YOUR GOAL
Whenever a line below mentions the word "https", that line should be copied.

STORED DATA

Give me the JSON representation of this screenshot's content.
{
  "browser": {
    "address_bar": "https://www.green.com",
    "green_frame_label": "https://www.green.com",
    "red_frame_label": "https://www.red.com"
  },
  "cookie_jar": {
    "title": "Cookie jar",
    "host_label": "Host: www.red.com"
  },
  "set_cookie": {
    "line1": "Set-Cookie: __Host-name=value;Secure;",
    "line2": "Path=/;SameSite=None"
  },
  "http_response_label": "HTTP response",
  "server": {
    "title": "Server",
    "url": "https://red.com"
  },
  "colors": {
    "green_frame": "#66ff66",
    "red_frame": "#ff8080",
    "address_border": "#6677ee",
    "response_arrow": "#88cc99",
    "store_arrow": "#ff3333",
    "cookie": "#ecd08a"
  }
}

SOLUTION BELOW
    "address_bar": "https://www.green.com",
    "green_frame_label": "https://www.green.com",
    "red_frame_label": "https://www.red.com"
    "url": "https://red.com"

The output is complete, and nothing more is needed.